Eisler, 42, of Woodbury, has crafted her campaign on a framework of environmental and fiscal concerns. She wants the town to start attacking its $30 million debt so taxpayers can set aside money to preserve dwindling open space and protect endangered groundwater aquifers. She wants the town to adopt a comprehensive master plan for development, to stop the kind of patchwork growth now chewing through what little green land remains. And she wants the town to update its zoning, so people will have a means of halting the garish strip malls that threaten quiet neighborhoods. "We all feel we have lost our voice," she says. "We're not represented anymore by our own Town Board."
She may be an underdog, but Eisler wouldn't be the first Democrat to win in Oyster Bay. The GOP-dominated town has elected a few key Democrats in recent years, including county Legis. Judy Jacobs, whose district includes heavily Democratic Plainview.

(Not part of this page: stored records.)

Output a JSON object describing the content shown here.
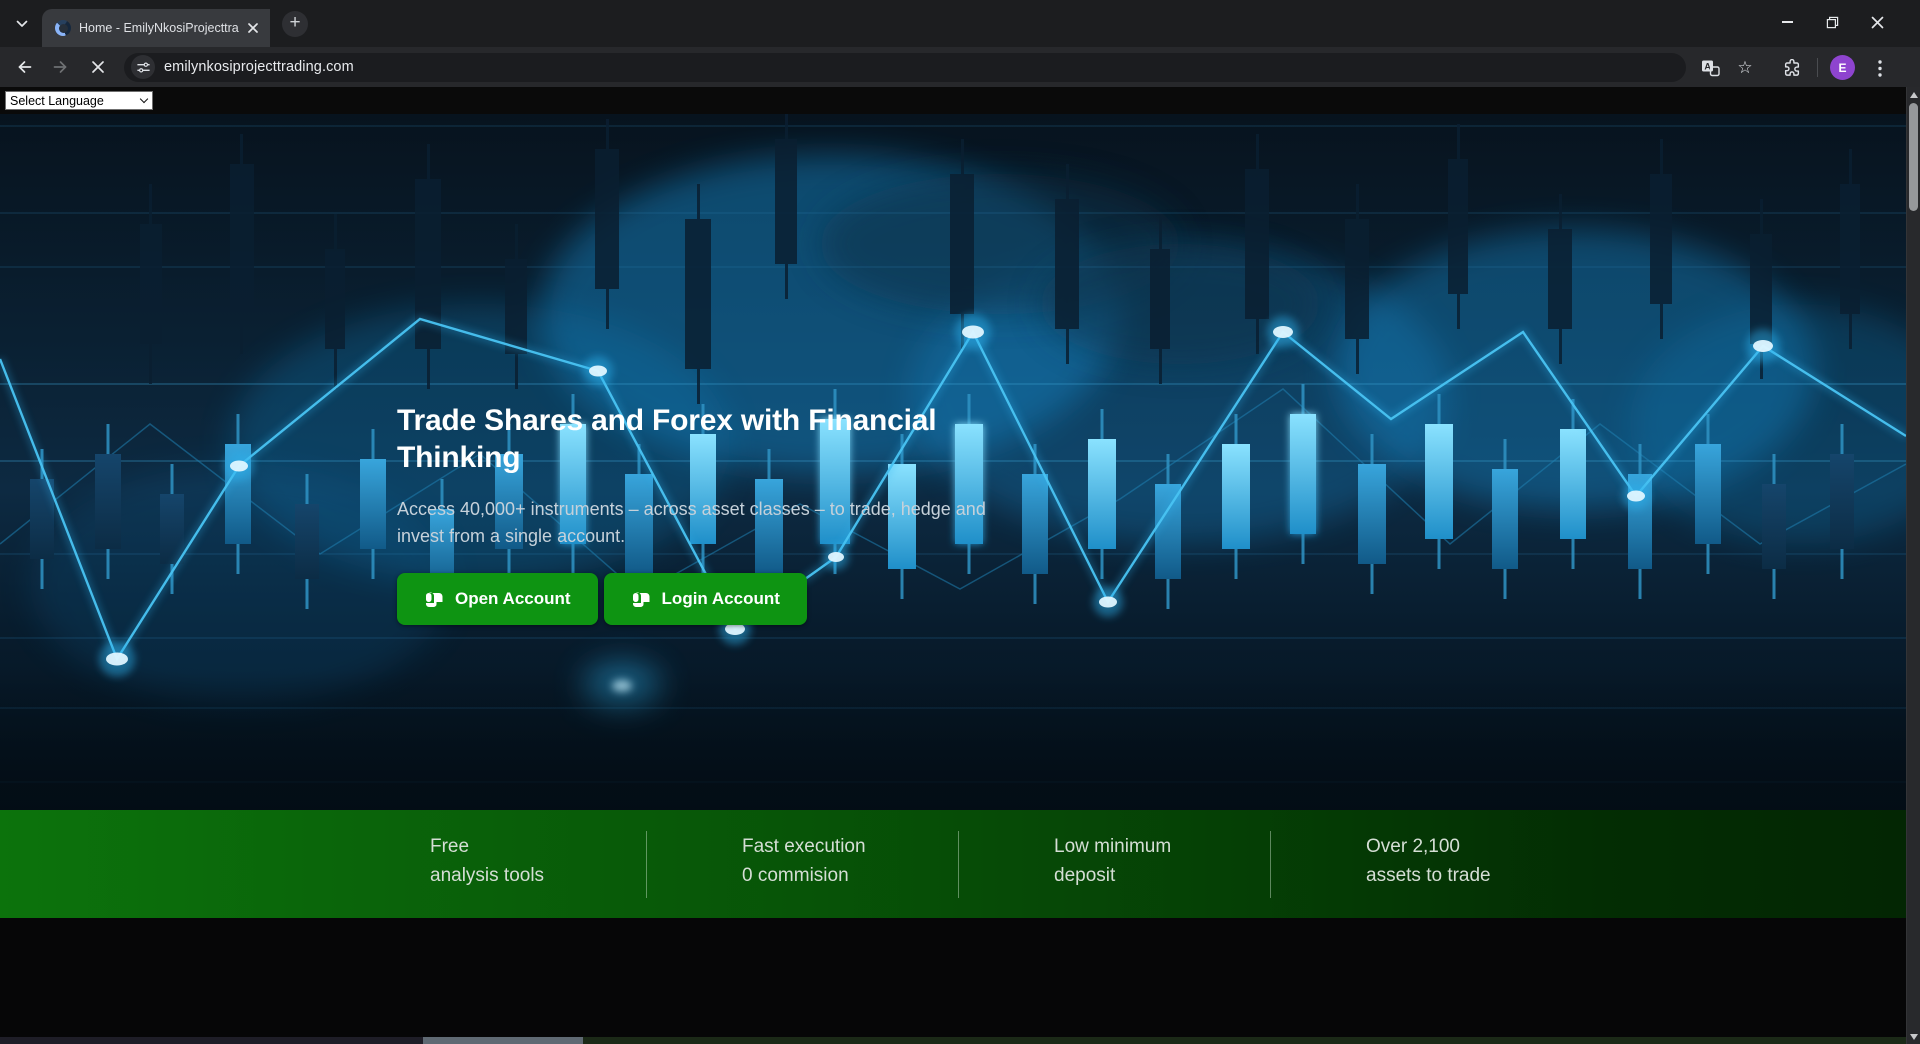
{
  "browser": {
    "tab_title": "Home - EmilyNkosiProjecttra",
    "url": "emilynkosiprojecttrading.com",
    "avatar_initial": "E"
  },
  "page": {
    "language_selector_value": "Select Language",
    "hero": {
      "heading_line1": "Trade Shares and Forex with Financial",
      "heading_line2": "Thinking",
      "subheading_line1": "Access 40,000+ instruments – across asset classes – to trade, hedge and",
      "subheading_line2": "invest from a single account.",
      "open_account_label": "Open Account",
      "login_account_label": "Login Account"
    },
    "features": [
      {
        "line1": "Free",
        "line2": "analysis tools"
      },
      {
        "line1": "Fast execution",
        "line2": "0 commision"
      },
      {
        "line1": "Low minimum",
        "line2": "deposit"
      },
      {
        "line1": "Over 2,100",
        "line2": "assets to trade"
      }
    ],
    "colors": {
      "button_green": "#0e9412",
      "banner_green_left": "#0c730c",
      "banner_green_right": "#032603",
      "hero_background_blue": "#0a2134",
      "hero_glow_cyan": "#2db3ef"
    }
  }
}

Lew Yevoli parlayed nine terms in the state Assembly, from a northern district that includes Plainview, into an extended stint as town supervisor, from 1992-97. As the lone Democrat on the Town Board, Yevoli says, he struggled to get even the most basic documents and answers from departments he supposedly controlled. During meetings, he couldn't get his motions seconded, and he took to stepping off the dais and approaching the Board from the lectern reserved for testimony from ordinary citizens.

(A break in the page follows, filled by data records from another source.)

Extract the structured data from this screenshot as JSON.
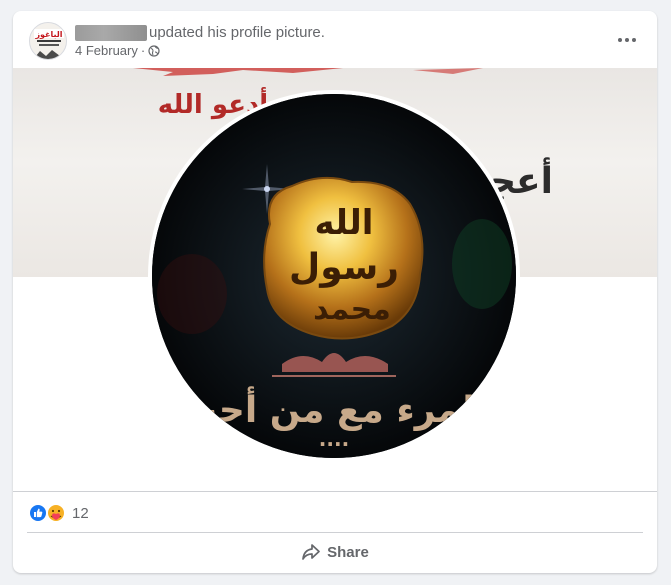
{
  "post": {
    "author_name": "",
    "action_text": "updated his profile picture.",
    "date": "4 February",
    "separator": "·",
    "privacy_icon": "globe-icon",
    "options_icon": "more-horizontal-icon"
  },
  "avatar": {
    "logo_text": "الباغوز"
  },
  "cover": {
    "line1": "أدعو الله",
    "line2": "أعجبني ابا"
  },
  "profile_picture": {
    "medallion_text": "الله رسول محمد",
    "caption": "المرء مع من أحب",
    "caption_dots": "...."
  },
  "reactions": {
    "icons": [
      "like-icon",
      "care-icon"
    ],
    "count": "12"
  },
  "actions": {
    "share_label": "Share",
    "share_icon": "share-arrow-icon"
  },
  "colors": {
    "page_bg": "#f0f2f5",
    "card_bg": "#ffffff",
    "secondary_text": "#65676b",
    "like_blue": "#1877f2",
    "care_yellow": "#f7b125",
    "divider": "#ced0d4"
  }
}
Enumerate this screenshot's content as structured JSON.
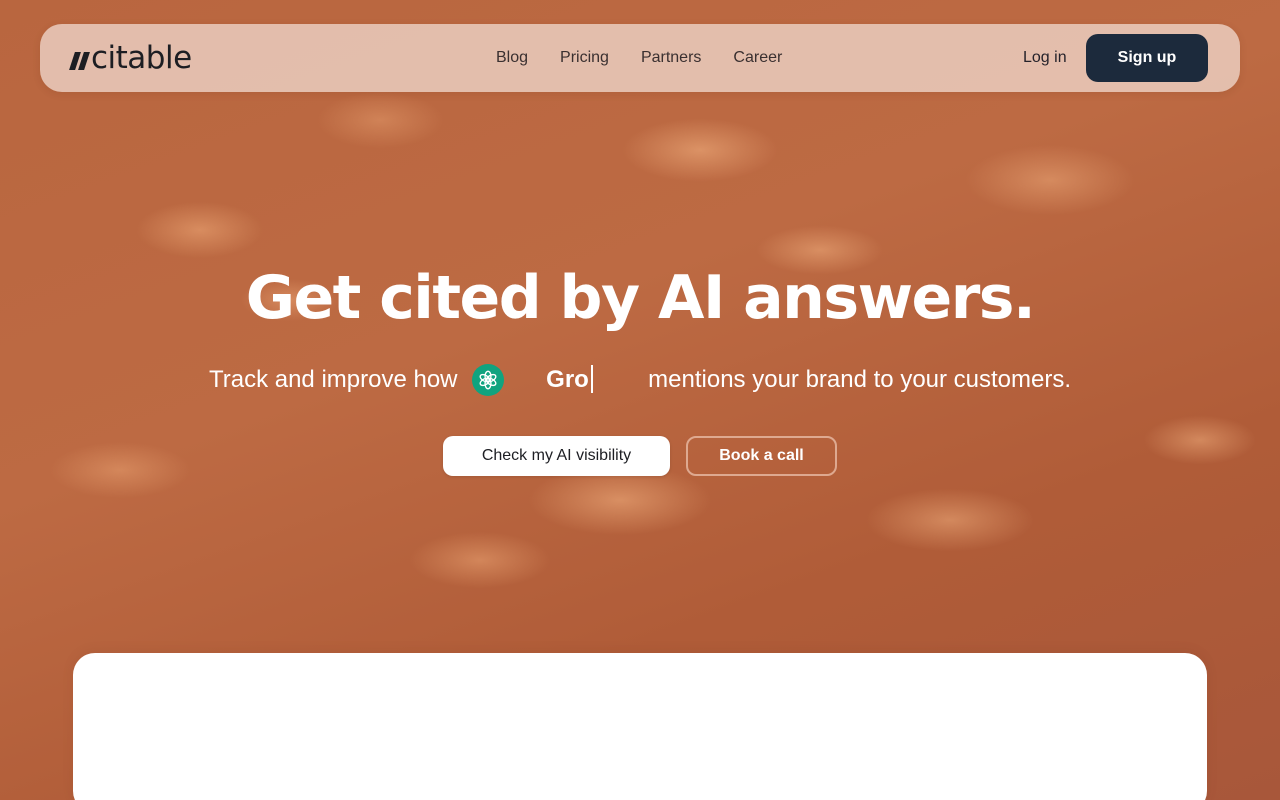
{
  "nav": {
    "logo_text": "citable",
    "links": [
      "Blog",
      "Pricing",
      "Partners",
      "Career"
    ],
    "login_label": "Log in",
    "signup_label": "Sign up"
  },
  "hero": {
    "title": "Get cited by AI answers.",
    "subtitle_before": "Track and improve how ",
    "subtitle_typed": "Gro",
    "subtitle_after": "mentions your brand to your customers.",
    "ai_icon": "chatgpt-icon",
    "primary_cta": "Check my AI visibility",
    "secondary_cta": "Book a call"
  },
  "colors": {
    "background": "#b5633f",
    "nav_background": "#eed6ca",
    "signup_background": "#1c2a3c",
    "ai_icon_background": "#10a37f"
  }
}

Yevoli says it would help Eisler mightily if she were elected along with at least one of her fellow Democratic candidates, Anthony Macagnone and Frank Goban. She faces stiff competition from Joseph Muscarella and Anthony Altimari, incumbents backed by the GOP. She also faces a pseudo incumbent, Martin Massell, who was appointed to the Board by the machine in May, just in time for election season.
As the frontrunner for her party, Eisler is the Democrat with the best chance of winning, and Yevoli says she could still be effective as a lone minority member. "At least the public will have an opportunity to find out what's going on," he says. "That's the critical part, to be an outstanding watchdog."
Oyster Bay residents could be forgiven for thinking they have no watchdog now. The Town Board has often sided with well-connected developers, even using public money to wage legal war for projects opposed by civic groups. Eisler says she once organized hundreds of protesters for a town meeting, only to have the Board table the contentious matter for 18 months. "We cannot depend on getting a fair hearing," she says, "because they're so entrenched."
So far, Eisler has raised about $30,000, enough to send out campaign literature, put up signs and then replace the ones that get torn down overnight in Republican hamlets like Massapequa. Eisler says she's encouraged by the response she has gotten from voters, who she says are sick of machine politics, high taxes and spiraling debt. Because the town is so large, she has skipped door-to-door campaigning in favor of taking her message to busy train stations and large gatherings, like the outdoor concerts held this summer. "There wasn't one night where I was able to get through the whole crowd," she says. "People were so upset and they wanted to talk about what was going on."
To win, she'll need all those upset people to show up at the polls. Republicans outnumber Democrats in Oyster Bay 3-1. The closest Democratic finisher in 1995, the most recent off-year election, lost by about 2,000 votes. Eisler thinks she can muster the support needed to bridge that gap. "Sometimes you just have to stand up and speak what you believe in," she says. "Even though we're the underdogs with the machine, we think we're viable."